Me – “Are you a Christian?”
Her – “I guess so; I was baptized when I was 14. I don’t drink, smoke, I try to do the right thing, I raised my kids to do the right thing…”
Me – “Those things are all good things, but those things don’t make us Christians.Have you heard of the Gospel?”
Her – “Yes, it’s the 10 commandments & all of the people who wrote & made up the Bible”
Me – “Well, the 10 commandments are a part of the Bible, and the Gospel is explained there as well”

I took that opportunity to share the Gospel with her. I told her that we are all sinners, we’re all born disobedient toward God, and that we deserved hell. I told her that Jesus lived the life we should have lived, yet died the death we should have died. I explained that when we trust in Jesus, we receive His righteousness and we receive eternal life. Earlier, during our conversation, she’d mentioned that she couldn’t wait to see all of her loved ones in Heaven, but she’d mentioned God as an afterthought. “Mary, the best thing that is in Heaven for the Christian is Jesus! We get Jesus! And unless they trust in Jesus too, though it would be nice to see them all there, some of our family members will not be there.” As our conversation wound down, I invited her to our church on Sunday.

Now, there are some important things I must mention. I am naturally shy and introverted. When I started dating my husband, a lot of that diminished & I have grown in these areas. He is naturally quite outgoing and gregarious. He seems, to me, to be gifted at talking to people, lacking fear. I tend to often feel awkward and intimidated. David & I had a conversation a couple of weeks ago about me having to work harder to overcome my natural tendencies by God’s grace and the power of His Spirit. Today was an answer to our prayers toward that end. Sharing the Gospel with her was not as hard as I’d made it to be. God granted me the boldness I’d prayed for. I saw her as someone who needs Jesus and my heart was saddened for her. I cared about her. I listened to her. I wanted to know who she was. She wasn’t someone to check off of my list. She was a sinner, like I am, in need of God’s great grace through the Gospel of Jesus Christ.

David has often encouraged me to do life intentionally when it comes to having Gospel conversations. Any moment could be opportune. What I thought was going to be just doing laundry today was something much more.
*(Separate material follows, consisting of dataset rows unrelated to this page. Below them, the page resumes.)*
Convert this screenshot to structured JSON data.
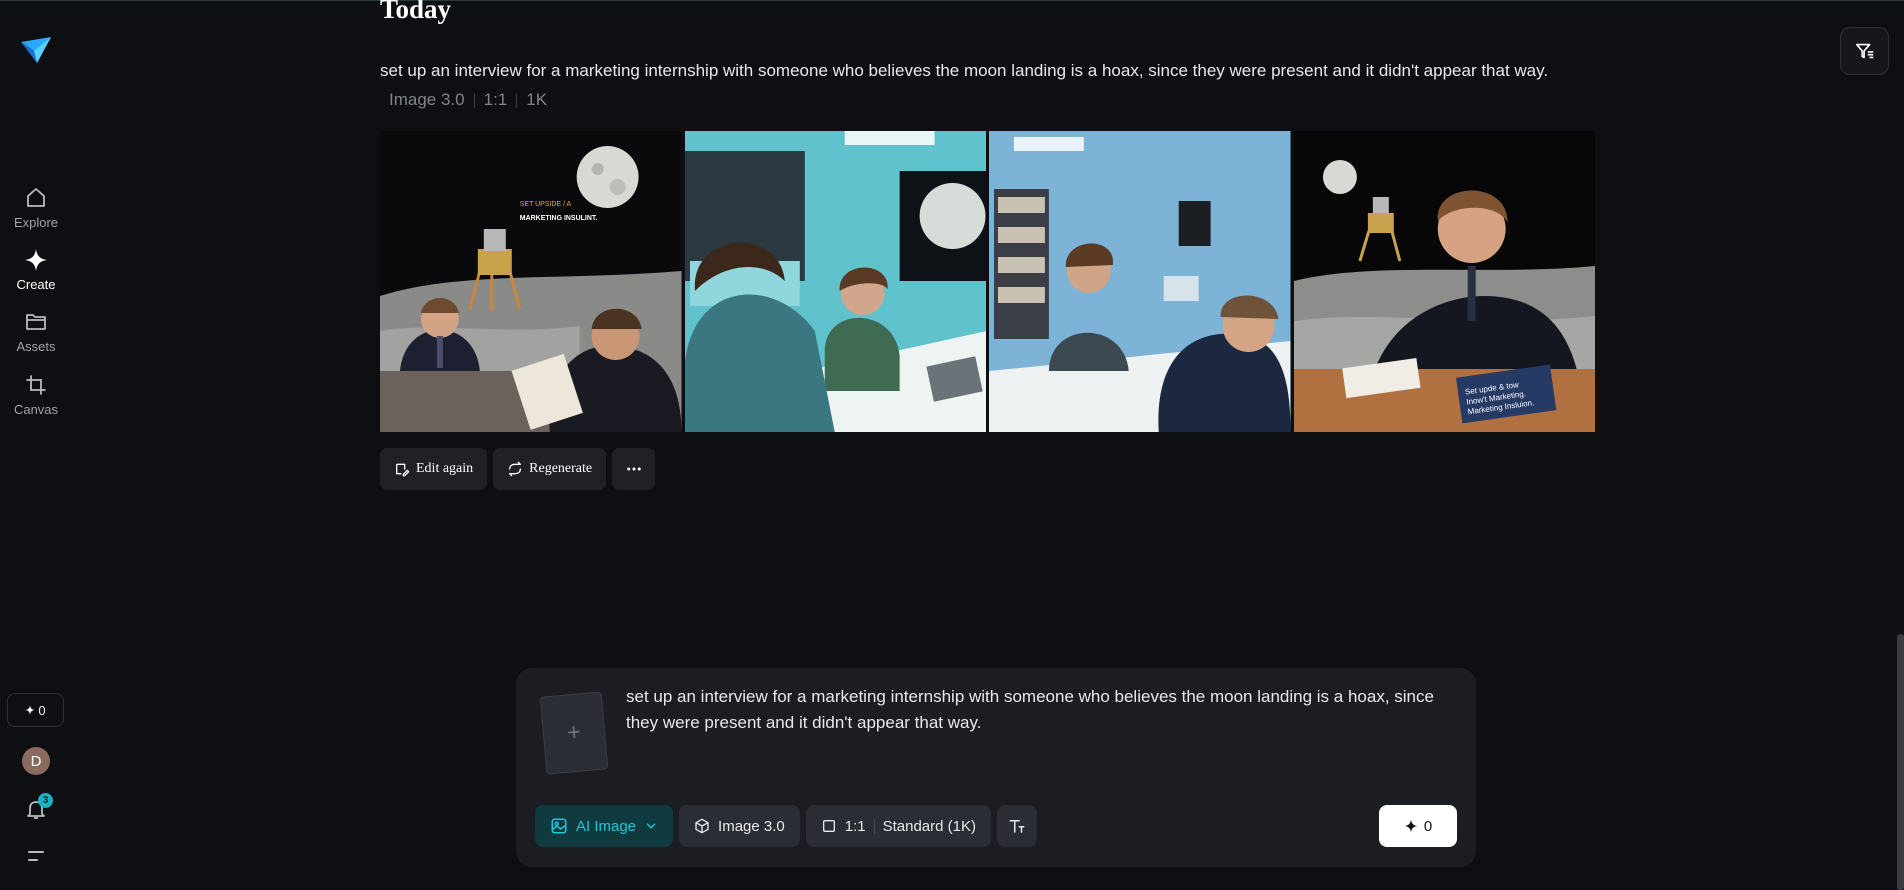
{
  "sidebar": {
    "nav": [
      {
        "label": "Explore",
        "icon": "home-icon"
      },
      {
        "label": "Create",
        "icon": "sparkle-icon"
      },
      {
        "label": "Assets",
        "icon": "folder-icon"
      },
      {
        "label": "Canvas",
        "icon": "crop-icon"
      }
    ],
    "credits": "0",
    "avatar_initial": "D",
    "notifications": "3"
  },
  "feed": {
    "section_title": "Today",
    "prompt": "set up an interview for a marketing internship with someone who believes the moon landing is a hoax, since they were present and it didn't appear that way.",
    "meta": [
      "Image 3.0",
      "1:1",
      "1K"
    ],
    "images": [
      {
        "name": "generated-image-1",
        "sign_lines": [
          "SET UPSIDE / A",
          "MARKETING INSULINT."
        ]
      },
      {
        "name": "generated-image-2",
        "sign_lines": []
      },
      {
        "name": "generated-image-3",
        "sign_lines": []
      },
      {
        "name": "generated-image-4",
        "sign_lines": [
          "Set upde & tow",
          "Inow't Marketing.",
          "Marketing Insluion."
        ]
      }
    ],
    "actions": {
      "edit_again": "Edit again",
      "regenerate": "Regenerate"
    }
  },
  "composer": {
    "text": "set up an interview for a marketing internship with someone who believes the moon landing is a hoax, since they were present and it didn't appear that way.",
    "mode": "AI Image",
    "model": "Image 3.0",
    "ratio": "1:1",
    "quality": "Standard (1K)",
    "generate_cost": "0"
  },
  "colors": {
    "accent": "#1fc8d8",
    "background": "#0e0f12",
    "panel": "#1b1d22"
  }
}
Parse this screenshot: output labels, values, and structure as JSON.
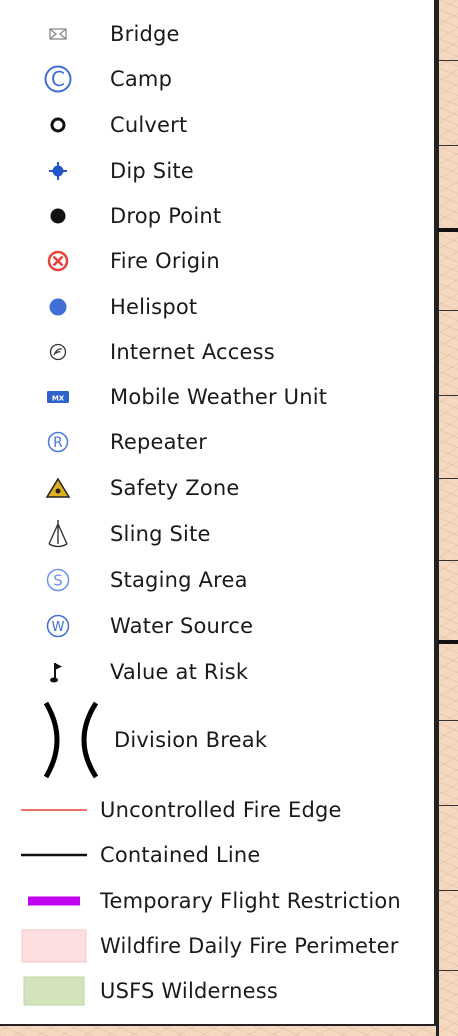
{
  "legend": {
    "items": [
      {
        "key": "bridge",
        "label": "Bridge",
        "icon": "bridge-icon"
      },
      {
        "key": "camp",
        "label": "Camp",
        "icon": "camp-icon"
      },
      {
        "key": "culvert",
        "label": "Culvert",
        "icon": "culvert-icon"
      },
      {
        "key": "dip_site",
        "label": "Dip Site",
        "icon": "dip-site-icon"
      },
      {
        "key": "drop_point",
        "label": "Drop Point",
        "icon": "drop-point-icon"
      },
      {
        "key": "fire_origin",
        "label": "Fire Origin",
        "icon": "fire-origin-icon"
      },
      {
        "key": "helispot",
        "label": "Helispot",
        "icon": "helispot-icon"
      },
      {
        "key": "internet_access",
        "label": "Internet Access",
        "icon": "internet-access-icon"
      },
      {
        "key": "mobile_weather_unit",
        "label": "Mobile Weather Unit",
        "icon": "mobile-weather-unit-icon"
      },
      {
        "key": "repeater",
        "label": "Repeater",
        "icon": "repeater-icon"
      },
      {
        "key": "safety_zone",
        "label": "Safety Zone",
        "icon": "safety-zone-icon"
      },
      {
        "key": "sling_site",
        "label": "Sling Site",
        "icon": "sling-site-icon"
      },
      {
        "key": "staging_area",
        "label": "Staging Area",
        "icon": "staging-area-icon"
      },
      {
        "key": "water_source",
        "label": "Water Source",
        "icon": "water-source-icon"
      },
      {
        "key": "value_at_risk",
        "label": "Value at Risk",
        "icon": "value-at-risk-icon"
      },
      {
        "key": "division_break",
        "label": "Division Break",
        "icon": "division-break-icon"
      },
      {
        "key": "uncontrolled_fire_edge",
        "label": "Uncontrolled Fire Edge",
        "icon": "uncontrolled-fire-edge-line",
        "color": "#e8413a"
      },
      {
        "key": "contained_line",
        "label": "Contained Line",
        "icon": "contained-line",
        "color": "#111111"
      },
      {
        "key": "temporary_flight_restriction",
        "label": "Temporary Flight Restriction",
        "icon": "tfr-line",
        "color": "#c000f0"
      },
      {
        "key": "wildfire_daily_fire_perimeter",
        "label": "Wildfire Daily Fire Perimeter",
        "icon": "fire-perimeter-swatch",
        "color": "#fcdede"
      },
      {
        "key": "usfs_wilderness",
        "label": "USFS Wilderness",
        "icon": "wilderness-swatch",
        "color": "#d3e3bc"
      }
    ]
  },
  "icon_text": {
    "camp": "C",
    "repeater": "R",
    "staging": "S",
    "water": "W",
    "mwu": "MX"
  },
  "colors": {
    "icon_blue": "#3f6fd6",
    "fire_red": "#e8413a",
    "safety_yellow": "#e0b020",
    "tfr_purple": "#c000f0",
    "perimeter_fill": "#fcdede",
    "wilderness_fill": "#d3e3bc",
    "map_background": "#f4d8bf"
  }
}
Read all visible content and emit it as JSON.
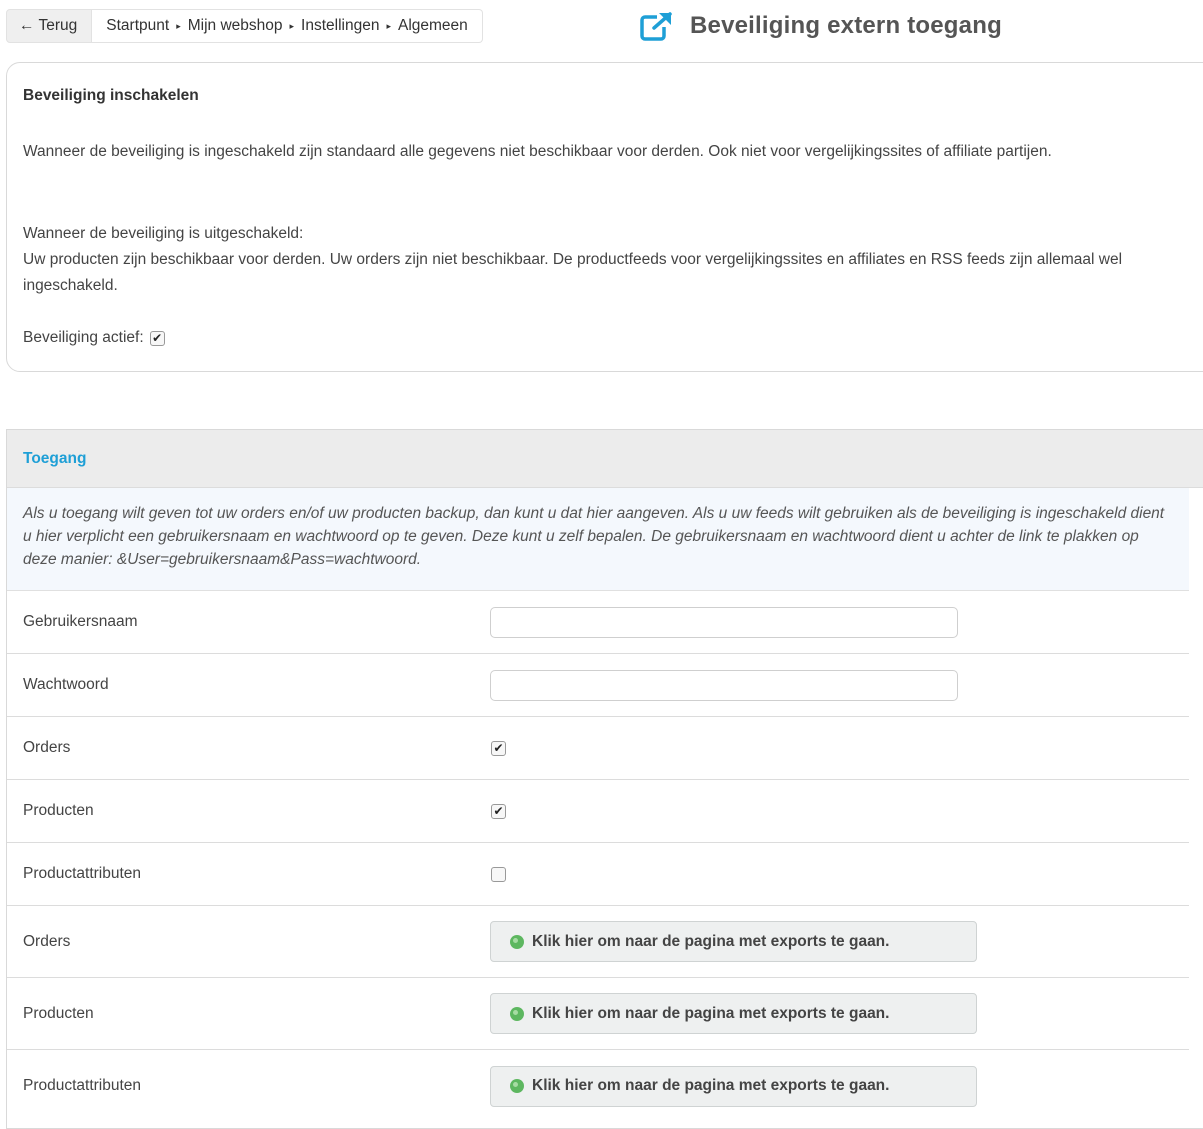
{
  "nav": {
    "back_label": "Terug",
    "back_arrow": "←",
    "breadcrumbs": [
      "Startpunt",
      "Mijn webshop",
      "Instellingen",
      "Algemeen"
    ],
    "separator": "▸"
  },
  "page": {
    "title": "Beveiliging extern toegang",
    "icon": "external-link-icon",
    "accent_color": "#1e9fd6"
  },
  "security": {
    "title": "Beveiliging inschakelen",
    "text_enabled": "Wanneer de beveiliging is ingeschakeld zijn standaard alle gegevens niet beschikbaar voor derden. Ook niet voor vergelijkingssites of affiliate partijen.",
    "text_disabled_heading": "Wanneer de beveiliging is uitgeschakeld:",
    "text_disabled": "Uw producten zijn beschikbaar voor derden. Uw orders zijn niet beschikbaar. De productfeeds voor vergelijkingssites en affiliates en RSS feeds zijn allemaal wel ingeschakeld.",
    "active_label": "Beveiliging actief:",
    "active_checked": true
  },
  "access": {
    "title": "Toegang",
    "info": "Als u toegang wilt geven tot uw orders en/of uw producten backup, dan kunt u dat hier aangeven. Als u uw feeds wilt gebruiken als de beveiliging is ingeschakeld dient u hier verplicht een gebruikersnaam en wachtwoord op te geven. Deze kunt u zelf bepalen. De gebruikersnaam en wachtwoord dient u achter de link te plakken op deze manier: &User=gebruikersnaam&Pass=wachtwoord.",
    "username_label": "Gebruikersnaam",
    "username_value": "",
    "password_label": "Wachtwoord",
    "password_value": "",
    "checkbox_rows": [
      {
        "label": "Orders",
        "checked": true
      },
      {
        "label": "Producten",
        "checked": true
      },
      {
        "label": "Productattributen",
        "checked": false
      }
    ],
    "export_rows": [
      {
        "label": "Orders",
        "button": "Klik hier om naar de pagina met exports te gaan."
      },
      {
        "label": "Producten",
        "button": "Klik hier om naar de pagina met exports te gaan."
      },
      {
        "label": "Productattributen",
        "button": "Klik hier om naar de pagina met exports te gaan."
      }
    ],
    "check_mark": "✔"
  }
}
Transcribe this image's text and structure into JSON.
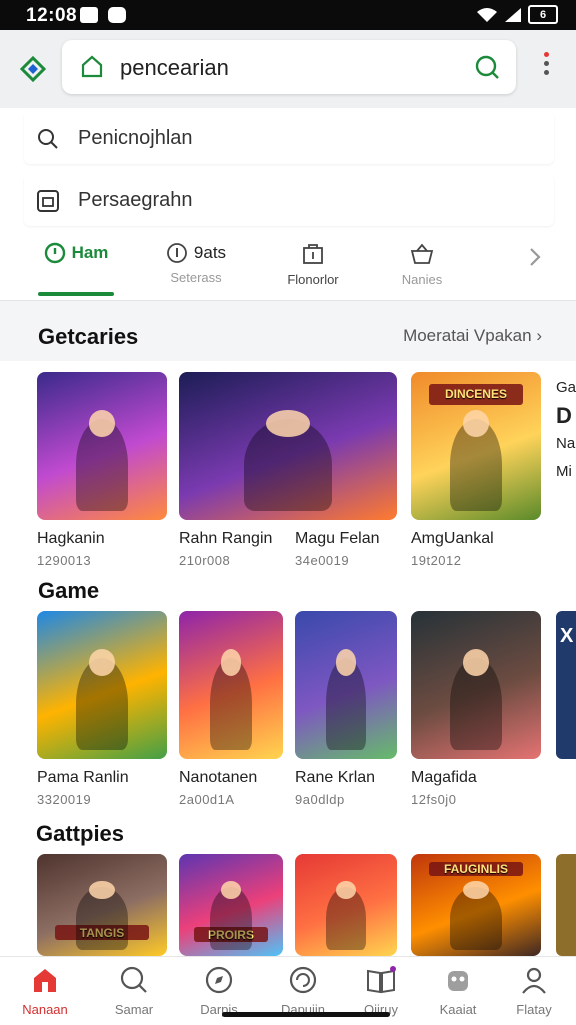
{
  "status_bar": {
    "time": "12:08",
    "battery": "6"
  },
  "search": {
    "value": "pencearian"
  },
  "suggestions": [
    {
      "label": "Penicnojhlan"
    },
    {
      "label": "Persaegrahn"
    }
  ],
  "tabs": [
    {
      "label": "Ham",
      "sub": "",
      "icon": "clock-icon",
      "active": true
    },
    {
      "label": "9ats",
      "sub": "Seterass",
      "icon": "info-icon",
      "active": false
    },
    {
      "label": "",
      "sub": "Flonorlor",
      "icon": "store-icon",
      "active": false
    },
    {
      "label": "",
      "sub": "Nanies",
      "icon": "basket-icon",
      "active": false
    }
  ],
  "sections": [
    {
      "title": "Getcaries",
      "more": "Moeratai Vpakan",
      "items": [
        {
          "name": "Hagkanin",
          "sub": "1290013",
          "banner": "",
          "colors": [
            "#3a2a8a",
            "#c04ad0",
            "#ff8a3c"
          ]
        },
        {
          "name": "Rahn Rangin",
          "sub": "210r008",
          "banner": "",
          "colors": [
            "#1c1d55",
            "#7a3ab0",
            "#ff7b2e"
          ]
        },
        {
          "name": "Magu Felan",
          "sub": "34e0019",
          "banner": "",
          "colors": [
            "#1c1d55",
            "#7a3ab0",
            "#ff7b2e"
          ]
        },
        {
          "name": "AmgUankal",
          "sub": "19t2012",
          "banner": "DINCENES",
          "colors": [
            "#f08a2a",
            "#ffd35a",
            "#5a8a2a"
          ]
        }
      ],
      "edge": {
        "lines": [
          "Ga",
          "D",
          "Na",
          "Mi"
        ]
      }
    },
    {
      "title": "Game",
      "more": "",
      "items": [
        {
          "name": "Pama Ranlin",
          "sub": "3320019",
          "banner": "",
          "colors": [
            "#1e88e5",
            "#ffb300",
            "#43a047"
          ]
        },
        {
          "name": "Nanotanen",
          "sub": "2a00d1A",
          "banner": "",
          "colors": [
            "#8e24aa",
            "#ff7043",
            "#ffd54f"
          ]
        },
        {
          "name": "Rane Krlan",
          "sub": "9a0dldp",
          "banner": "",
          "colors": [
            "#3949ab",
            "#7e57c2",
            "#66bb6a"
          ]
        },
        {
          "name": "Magafida",
          "sub": "12fs0j0",
          "banner": "",
          "colors": [
            "#263238",
            "#6d4c41",
            "#e57373"
          ]
        }
      ],
      "edge": {
        "lines": [
          "X"
        ]
      }
    },
    {
      "title": "Gattpies",
      "more": "",
      "items": [
        {
          "name": "",
          "sub": "",
          "banner": "TANGIS",
          "colors": [
            "#4e342e",
            "#8d6e63",
            "#ffca28"
          ]
        },
        {
          "name": "",
          "sub": "",
          "banner": "PROIRS",
          "colors": [
            "#5e35b1",
            "#ec407a",
            "#4fc3f7"
          ]
        },
        {
          "name": "",
          "sub": "",
          "banner": "",
          "colors": [
            "#e53935",
            "#ff7043",
            "#ffd54f"
          ]
        },
        {
          "name": "",
          "sub": "",
          "banner": "FAUGINLIS",
          "colors": [
            "#bf360c",
            "#ff8f00",
            "#3e2723"
          ]
        }
      ],
      "edge": {
        "lines": [
          ""
        ]
      }
    }
  ],
  "bottom_nav": [
    {
      "label": "Nanaan",
      "icon": "home-icon",
      "active": true
    },
    {
      "label": "Samar",
      "icon": "search-icon",
      "active": false
    },
    {
      "label": "Darpis",
      "icon": "explore-icon",
      "active": false
    },
    {
      "label": "Dapuiin",
      "icon": "refresh-icon",
      "active": false
    },
    {
      "label": "Oiiruy",
      "icon": "book-icon",
      "active": false
    },
    {
      "label": "Kaaiat",
      "icon": "gamepad-icon",
      "active": false
    },
    {
      "label": "Flatay",
      "icon": "profile-icon",
      "active": false
    }
  ],
  "accent": "#1b8a3a"
}
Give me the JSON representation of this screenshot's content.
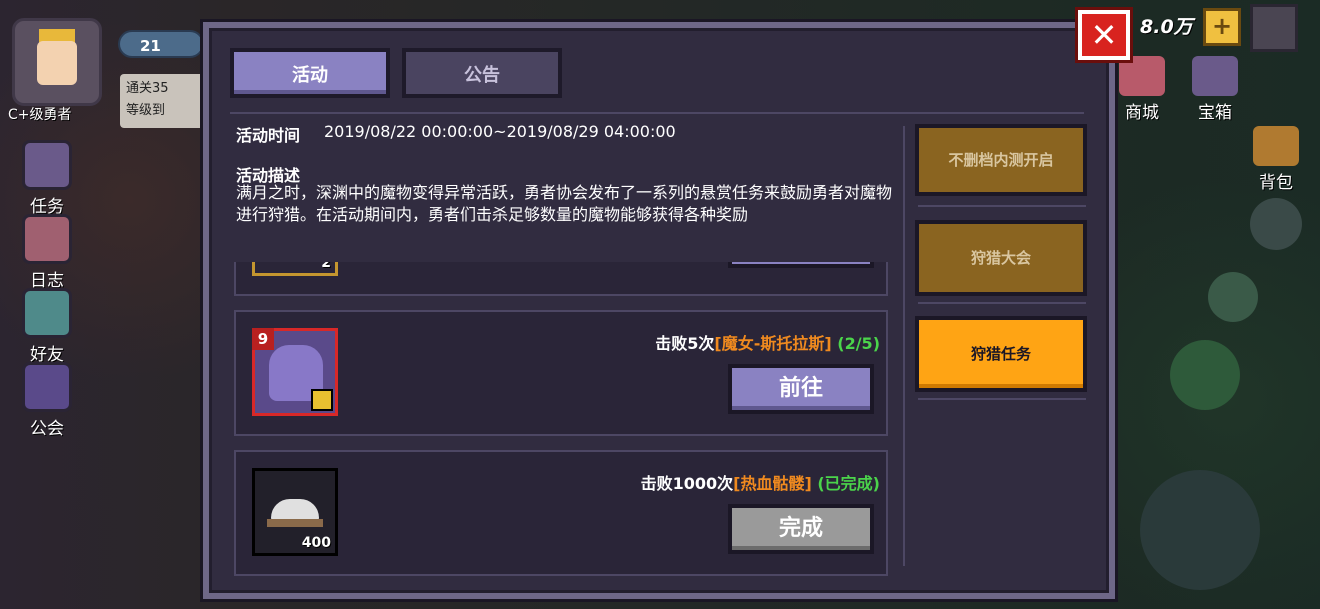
{
  "hud": {
    "player_rank": "C+级勇者",
    "level": "21",
    "task_tip": [
      "通关35",
      "等级到"
    ],
    "side_menu": [
      {
        "label": "任务",
        "icon": "exclamation-icon"
      },
      {
        "label": "日志",
        "icon": "log-icon"
      },
      {
        "label": "好友",
        "icon": "friend-icon"
      },
      {
        "label": "公会",
        "icon": "guild-banner-icon"
      }
    ],
    "gold": "8.0万",
    "plus": "+",
    "right_menu": [
      {
        "label": "商城",
        "icon": "shop-icon"
      },
      {
        "label": "宝箱",
        "icon": "chest-icon"
      },
      {
        "label": "背包",
        "icon": "backpack-icon"
      }
    ]
  },
  "dialog": {
    "close": "✕",
    "tabs": [
      {
        "label": "活动",
        "active": true
      },
      {
        "label": "公告",
        "active": false
      }
    ],
    "info": {
      "time_label": "活动时间",
      "time_value": "2019/08/22 00:00:00~2019/08/29 04:00:00",
      "desc_label": "活动描述",
      "desc_text": "满月之时，深渊中的魔物变得异常活跃，勇者协会发布了一系列的悬赏任务来鼓励勇者对魔物进行狩猎。在活动期间内，勇者们击杀足够数量的魔物能够获得各种奖励"
    },
    "tasks": [
      {
        "partial_count": "2"
      },
      {
        "level_badge": "9",
        "prefix": "击败5次",
        "target": "[魔女-斯托拉斯]",
        "progress": "(2/5)",
        "button": "前往",
        "state": "go"
      },
      {
        "prefix": "击败1000次",
        "target": "[热血骷髅]",
        "progress": "(已完成)",
        "button": "完成",
        "state": "done",
        "reward_count": "400"
      }
    ],
    "categories": [
      {
        "label": "不删档内测开启",
        "active": false
      },
      {
        "label": "狩猎大会",
        "active": false
      },
      {
        "label": "狩猎任务",
        "active": true
      }
    ]
  },
  "colors": {
    "accent_purple": "#8a82c2",
    "active_category": "#ffa414",
    "target_orange": "#f08a1f",
    "progress_green": "#4bd44b",
    "close_red": "#d8231f"
  }
}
When I’d told him about my conversation with her, he shared that he’d prayed this week about this very thing for me. How gracious is God to answer my love’s prayer in this way. I am thankful for the opportunity to be obedient to God’s command to share His Gospel, and I pray that I would have many more chances to tell people of God’s great love to us sinners that was shown by the sending of Jesus Christ. I pray that I would continue to grow in my fervor and boldness and urgency.

For I am not ashamed of the gospel, for it is the power of God for salvation to everyone who believes, to the Jew first and also to the Greek.
(Romans 1:16 ESV)